* **Assigned task**
Filter this data down to the lines that hold "прибыль", and copy them.

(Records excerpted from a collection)
------------------------

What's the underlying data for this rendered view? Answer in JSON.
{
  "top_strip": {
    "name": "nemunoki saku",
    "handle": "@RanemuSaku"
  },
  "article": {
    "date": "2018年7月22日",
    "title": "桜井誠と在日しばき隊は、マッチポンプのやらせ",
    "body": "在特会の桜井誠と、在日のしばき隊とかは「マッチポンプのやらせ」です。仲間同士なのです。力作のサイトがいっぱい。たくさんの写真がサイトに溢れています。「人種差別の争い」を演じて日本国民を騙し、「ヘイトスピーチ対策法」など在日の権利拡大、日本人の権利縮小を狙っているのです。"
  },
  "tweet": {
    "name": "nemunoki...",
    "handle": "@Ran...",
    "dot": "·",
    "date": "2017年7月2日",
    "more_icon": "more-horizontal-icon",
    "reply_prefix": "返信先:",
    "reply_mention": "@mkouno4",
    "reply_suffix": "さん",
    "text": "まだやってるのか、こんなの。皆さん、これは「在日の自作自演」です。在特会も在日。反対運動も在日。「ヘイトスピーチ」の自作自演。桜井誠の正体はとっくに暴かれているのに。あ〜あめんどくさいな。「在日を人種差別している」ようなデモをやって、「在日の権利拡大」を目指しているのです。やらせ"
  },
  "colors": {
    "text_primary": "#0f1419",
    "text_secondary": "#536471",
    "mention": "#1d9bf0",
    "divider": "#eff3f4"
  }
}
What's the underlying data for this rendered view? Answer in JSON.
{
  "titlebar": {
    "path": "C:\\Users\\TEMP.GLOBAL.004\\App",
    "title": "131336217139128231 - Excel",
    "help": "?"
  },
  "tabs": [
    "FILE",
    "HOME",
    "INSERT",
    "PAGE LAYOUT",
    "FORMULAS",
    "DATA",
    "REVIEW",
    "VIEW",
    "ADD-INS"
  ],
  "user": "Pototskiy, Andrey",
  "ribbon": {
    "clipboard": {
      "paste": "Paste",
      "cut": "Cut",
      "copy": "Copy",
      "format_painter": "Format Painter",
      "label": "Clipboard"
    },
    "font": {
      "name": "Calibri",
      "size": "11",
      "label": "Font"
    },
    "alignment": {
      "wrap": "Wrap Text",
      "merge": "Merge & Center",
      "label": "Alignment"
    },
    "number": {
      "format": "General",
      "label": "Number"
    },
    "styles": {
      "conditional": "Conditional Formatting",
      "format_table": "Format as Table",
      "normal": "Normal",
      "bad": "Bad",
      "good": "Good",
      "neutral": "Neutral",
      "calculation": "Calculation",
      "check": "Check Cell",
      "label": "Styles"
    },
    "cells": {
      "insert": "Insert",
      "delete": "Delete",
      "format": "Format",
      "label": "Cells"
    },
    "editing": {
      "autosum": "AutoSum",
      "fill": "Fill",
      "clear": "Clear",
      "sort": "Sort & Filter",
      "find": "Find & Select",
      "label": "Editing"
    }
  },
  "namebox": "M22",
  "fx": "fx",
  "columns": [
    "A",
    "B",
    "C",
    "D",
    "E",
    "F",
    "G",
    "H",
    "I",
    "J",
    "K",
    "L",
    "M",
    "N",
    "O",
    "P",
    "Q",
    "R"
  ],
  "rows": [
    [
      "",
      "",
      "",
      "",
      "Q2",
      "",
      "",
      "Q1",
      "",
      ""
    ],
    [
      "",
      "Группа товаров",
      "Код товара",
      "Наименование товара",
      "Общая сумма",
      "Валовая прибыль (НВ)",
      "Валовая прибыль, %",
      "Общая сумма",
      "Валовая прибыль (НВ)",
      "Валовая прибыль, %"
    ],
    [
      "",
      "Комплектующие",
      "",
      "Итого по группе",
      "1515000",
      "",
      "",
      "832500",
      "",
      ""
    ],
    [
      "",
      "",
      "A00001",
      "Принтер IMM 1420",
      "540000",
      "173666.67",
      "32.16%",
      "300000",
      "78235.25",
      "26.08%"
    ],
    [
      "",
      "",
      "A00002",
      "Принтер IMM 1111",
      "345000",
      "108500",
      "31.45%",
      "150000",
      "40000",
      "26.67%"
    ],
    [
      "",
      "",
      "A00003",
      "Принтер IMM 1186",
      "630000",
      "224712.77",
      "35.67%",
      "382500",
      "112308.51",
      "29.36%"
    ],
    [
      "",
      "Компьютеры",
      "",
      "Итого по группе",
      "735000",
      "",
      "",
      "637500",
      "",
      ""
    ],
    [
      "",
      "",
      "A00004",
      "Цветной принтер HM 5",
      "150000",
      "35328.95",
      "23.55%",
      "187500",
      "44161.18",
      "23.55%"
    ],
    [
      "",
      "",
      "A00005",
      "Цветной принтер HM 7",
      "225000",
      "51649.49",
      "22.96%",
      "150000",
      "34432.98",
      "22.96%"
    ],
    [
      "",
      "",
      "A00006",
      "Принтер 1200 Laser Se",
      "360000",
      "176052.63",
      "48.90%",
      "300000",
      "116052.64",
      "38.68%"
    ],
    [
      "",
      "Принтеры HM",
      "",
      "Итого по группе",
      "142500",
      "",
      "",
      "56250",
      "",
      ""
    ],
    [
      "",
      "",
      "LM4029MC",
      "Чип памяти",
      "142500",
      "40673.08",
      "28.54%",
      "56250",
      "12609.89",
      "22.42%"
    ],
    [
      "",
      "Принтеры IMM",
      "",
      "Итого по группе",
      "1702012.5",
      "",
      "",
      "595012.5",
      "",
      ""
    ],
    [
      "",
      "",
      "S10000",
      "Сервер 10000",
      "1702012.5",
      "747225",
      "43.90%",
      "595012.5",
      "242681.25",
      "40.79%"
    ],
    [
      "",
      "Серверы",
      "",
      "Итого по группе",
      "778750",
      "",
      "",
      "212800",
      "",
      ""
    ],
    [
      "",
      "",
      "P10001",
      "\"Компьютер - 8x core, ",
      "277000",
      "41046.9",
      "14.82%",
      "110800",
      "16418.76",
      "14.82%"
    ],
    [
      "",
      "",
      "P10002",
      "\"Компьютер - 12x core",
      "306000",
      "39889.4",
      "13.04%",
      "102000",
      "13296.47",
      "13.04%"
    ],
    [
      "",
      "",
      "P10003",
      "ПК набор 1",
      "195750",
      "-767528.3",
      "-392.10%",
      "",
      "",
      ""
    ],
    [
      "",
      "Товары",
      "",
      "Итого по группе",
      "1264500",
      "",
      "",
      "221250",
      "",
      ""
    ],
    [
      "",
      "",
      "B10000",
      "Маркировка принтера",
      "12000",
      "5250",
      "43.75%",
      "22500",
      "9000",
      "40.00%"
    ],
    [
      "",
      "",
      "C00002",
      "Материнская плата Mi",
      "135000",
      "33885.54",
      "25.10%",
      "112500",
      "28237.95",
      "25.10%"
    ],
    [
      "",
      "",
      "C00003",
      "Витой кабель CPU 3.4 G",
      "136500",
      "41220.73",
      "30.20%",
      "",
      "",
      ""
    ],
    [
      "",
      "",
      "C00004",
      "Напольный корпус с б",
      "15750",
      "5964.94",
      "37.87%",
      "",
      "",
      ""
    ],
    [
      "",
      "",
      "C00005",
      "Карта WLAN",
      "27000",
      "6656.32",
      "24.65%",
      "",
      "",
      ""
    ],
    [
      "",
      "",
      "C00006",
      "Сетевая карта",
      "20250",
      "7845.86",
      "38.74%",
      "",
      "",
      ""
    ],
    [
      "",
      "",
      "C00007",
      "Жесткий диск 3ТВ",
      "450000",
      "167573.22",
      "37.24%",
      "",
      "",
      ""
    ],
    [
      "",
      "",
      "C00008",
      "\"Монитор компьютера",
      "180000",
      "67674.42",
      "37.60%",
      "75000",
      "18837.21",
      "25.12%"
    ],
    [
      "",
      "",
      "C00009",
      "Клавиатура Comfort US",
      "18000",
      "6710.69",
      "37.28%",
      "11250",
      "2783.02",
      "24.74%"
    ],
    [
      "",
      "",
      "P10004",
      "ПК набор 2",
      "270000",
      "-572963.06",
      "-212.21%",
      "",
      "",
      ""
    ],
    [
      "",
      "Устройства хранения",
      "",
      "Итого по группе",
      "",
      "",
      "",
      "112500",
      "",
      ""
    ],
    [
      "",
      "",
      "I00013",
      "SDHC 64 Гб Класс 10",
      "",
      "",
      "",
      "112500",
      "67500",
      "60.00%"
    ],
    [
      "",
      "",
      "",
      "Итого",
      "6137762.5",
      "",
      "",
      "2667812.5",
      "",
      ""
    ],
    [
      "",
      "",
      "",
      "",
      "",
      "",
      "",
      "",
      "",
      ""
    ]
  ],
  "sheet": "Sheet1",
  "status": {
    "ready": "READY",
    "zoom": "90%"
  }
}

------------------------

* **Response box**
      "Валовая прибыль (НВ)",
      "Валовая прибыль, %",
      "Валовая прибыль (НВ)",
      "Валовая прибыль, %"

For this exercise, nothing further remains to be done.